What are the opportunities for Indonesia? Can our natural resources, human resources, ecosystems and research culture support the achievement of the Nobel Prize? Surely many will consider this a dream during the day. In Indonesia, too many institutions conduct research, but the results are still minimal. Institutions and research work are not only owned by universities, but also owned by each ministry and state agency. In a ministry, for example, research work is not only handled by the research and development department. It can be said that all directorates under the Director General, as well as the Secretariat General, annually budget research activities, studies, research and the like, since in the form of Work Plans and Budgets of Ministries and Institutions (Rencana Kerja dan Anggaran Kementerian dan Lembaga, RKAKL) until they have been in the form of a Budget Implementation List (Daftar Isian Pelaksanaan Anggaran, DIPA), complete with budget allocations, not to mention research centers such as LIPI, the Agency for the Assessment and Application of Technology/BPPT, BATAN, universities, as well as research institutes within the Indonesian National Armed Forces and the Indonesian National Police (TNI/Polri), and many others. Thus, there are thousands of research institutes, there are hundreds of thousands of research workers, but there is no big umbrella that coordinates and integrates all of them.

And we all know that the majority of the hundreds of thousands of researches funded by the State Budget are more of a project.
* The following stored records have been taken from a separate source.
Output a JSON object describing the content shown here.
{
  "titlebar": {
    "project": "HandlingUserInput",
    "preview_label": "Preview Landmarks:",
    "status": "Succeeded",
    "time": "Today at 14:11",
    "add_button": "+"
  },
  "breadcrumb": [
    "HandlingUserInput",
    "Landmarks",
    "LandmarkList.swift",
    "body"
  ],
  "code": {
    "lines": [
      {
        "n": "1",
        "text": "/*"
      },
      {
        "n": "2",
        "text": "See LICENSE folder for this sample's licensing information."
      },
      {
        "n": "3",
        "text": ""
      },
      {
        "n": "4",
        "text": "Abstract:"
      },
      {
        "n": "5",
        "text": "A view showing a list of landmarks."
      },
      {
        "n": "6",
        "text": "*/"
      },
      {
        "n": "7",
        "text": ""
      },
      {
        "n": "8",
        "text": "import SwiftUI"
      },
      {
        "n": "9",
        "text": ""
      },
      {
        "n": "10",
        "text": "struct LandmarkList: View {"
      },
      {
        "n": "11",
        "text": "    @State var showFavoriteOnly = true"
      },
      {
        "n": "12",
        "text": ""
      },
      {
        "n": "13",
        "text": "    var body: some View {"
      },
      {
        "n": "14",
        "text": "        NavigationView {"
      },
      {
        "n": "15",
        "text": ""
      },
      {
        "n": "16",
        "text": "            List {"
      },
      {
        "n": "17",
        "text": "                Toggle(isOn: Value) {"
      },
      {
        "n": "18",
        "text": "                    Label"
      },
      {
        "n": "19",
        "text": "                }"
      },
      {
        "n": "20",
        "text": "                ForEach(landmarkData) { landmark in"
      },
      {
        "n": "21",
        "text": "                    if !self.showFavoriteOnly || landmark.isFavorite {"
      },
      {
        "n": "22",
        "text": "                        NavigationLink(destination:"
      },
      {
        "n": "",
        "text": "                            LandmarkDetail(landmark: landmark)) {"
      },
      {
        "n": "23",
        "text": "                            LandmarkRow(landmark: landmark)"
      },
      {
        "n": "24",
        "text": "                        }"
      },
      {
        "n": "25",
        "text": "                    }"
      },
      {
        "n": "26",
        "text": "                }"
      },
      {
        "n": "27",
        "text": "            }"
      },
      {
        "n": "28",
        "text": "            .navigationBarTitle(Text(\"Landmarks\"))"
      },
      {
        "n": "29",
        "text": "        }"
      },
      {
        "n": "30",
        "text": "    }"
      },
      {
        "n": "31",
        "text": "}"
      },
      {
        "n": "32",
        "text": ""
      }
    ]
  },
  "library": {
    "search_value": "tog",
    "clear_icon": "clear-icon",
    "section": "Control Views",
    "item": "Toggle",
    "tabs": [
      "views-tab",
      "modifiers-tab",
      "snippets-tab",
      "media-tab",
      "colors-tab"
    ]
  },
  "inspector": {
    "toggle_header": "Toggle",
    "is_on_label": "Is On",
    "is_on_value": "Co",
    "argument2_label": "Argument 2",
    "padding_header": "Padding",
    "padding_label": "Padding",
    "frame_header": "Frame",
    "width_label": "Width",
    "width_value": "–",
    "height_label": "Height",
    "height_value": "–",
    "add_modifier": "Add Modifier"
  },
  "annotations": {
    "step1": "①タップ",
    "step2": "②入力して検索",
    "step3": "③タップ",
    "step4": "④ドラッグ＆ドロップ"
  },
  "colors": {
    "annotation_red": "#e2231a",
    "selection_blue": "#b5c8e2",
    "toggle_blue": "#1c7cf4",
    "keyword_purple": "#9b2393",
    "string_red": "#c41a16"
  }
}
Duplication of proposals to research results by simply changing the research title is common. With a condition like this, is it possible for our scientists to win the Nobel Prize?
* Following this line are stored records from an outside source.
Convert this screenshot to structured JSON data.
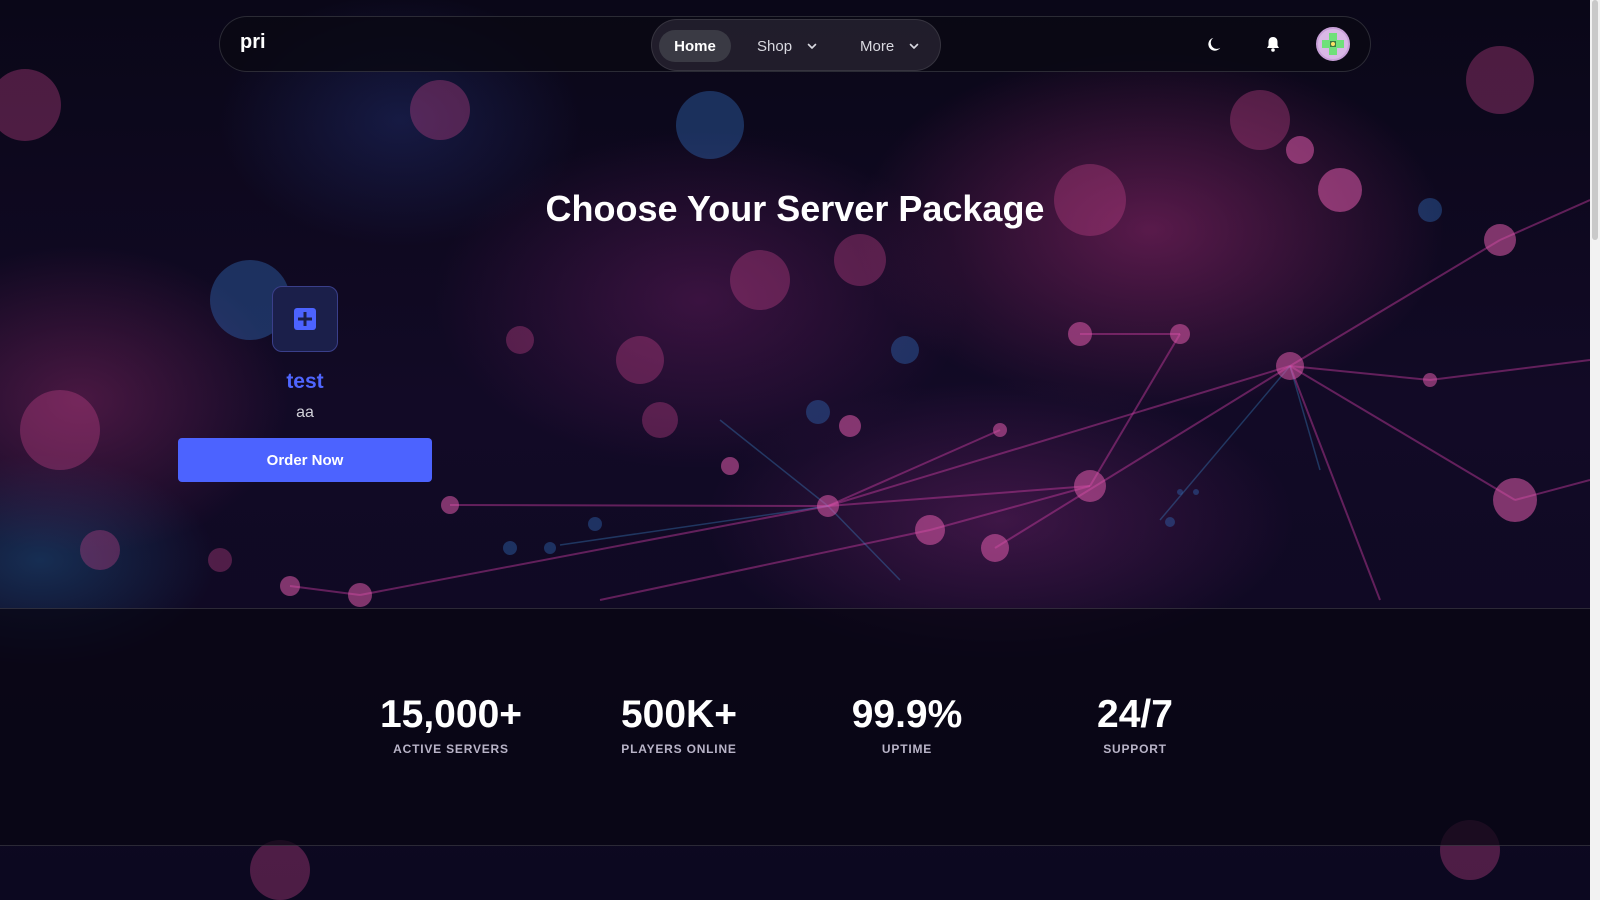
{
  "navbar": {
    "brand": "pri",
    "items": [
      {
        "label": "Home",
        "active": true
      },
      {
        "label": "Shop",
        "has_dropdown": true
      },
      {
        "label": "More",
        "has_dropdown": true
      }
    ],
    "icons": [
      "moon-icon",
      "bell-icon",
      "avatar"
    ]
  },
  "hero": {
    "title": "Choose Your Server Package"
  },
  "packages": [
    {
      "icon": "plus-square-icon",
      "name": "test",
      "description": "aa",
      "button_label": "Order Now"
    }
  ],
  "stats": [
    {
      "value": "15,000+",
      "label": "ACTIVE SERVERS"
    },
    {
      "value": "500K+",
      "label": "PLAYERS ONLINE"
    },
    {
      "value": "99.9%",
      "label": "UPTIME"
    },
    {
      "value": "24/7",
      "label": "SUPPORT"
    }
  ],
  "colors": {
    "accent": "#4c63ff",
    "package_name": "#4f66ff",
    "background": "#0c0820"
  }
}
BRIN and its Challenges

On April 28, 2021, the government split up the Ministry of Research, Technology and Higher Education (Kemristek Dikti). "Higher Education" was detached and combined with the Ministry of Education and Culture (Kemdikbud), while research was put into a new forum, the National Research and Innovation Agency (Badan Riset dan Inovasi Nasional, BRIN), together with LIPI, BATAN, the National Aeronautics and Space Institute/LAPAN, and other agencies that were previously under the auspices of several ministries. Thus, BRIN becomes a super body in the field of research and innovation.

With a budget of 26 trillion rupiah, BRIN is expected to spur research and innovation so that it can catch up with the progress of a country like South Korea. Of course this is a big dream that will surely face many challenges. The ability to pursue this progress is not only due to the large research budget, but also depends on the readiness of human resources and their work ethic, infrastructure, and, last but not least, building an ecosystem and research culture.

If BRIN is able to manage the above challenges well, BRIN will become a good foundation to bring Indonesia to a more advanced level. We hope that the complaints of our academics and researchers who are often bothered with administrative matters of financial reporting rather than the substance of the research, hopefully can be resolved by BRIN. Let's enter 2022 with the determination to continue to build a superior and competitive research ecosystem and culture, in order to achieve a more advanced Indonesia.



Djoko Santoso
Faculty of Medicine, Universitas Airlangga

Translated from Indonesian:
"Memasuki 2022 dengan Memacu Riset Nasional" by Djoko Santoso
Media Indonesia, 3 January 2022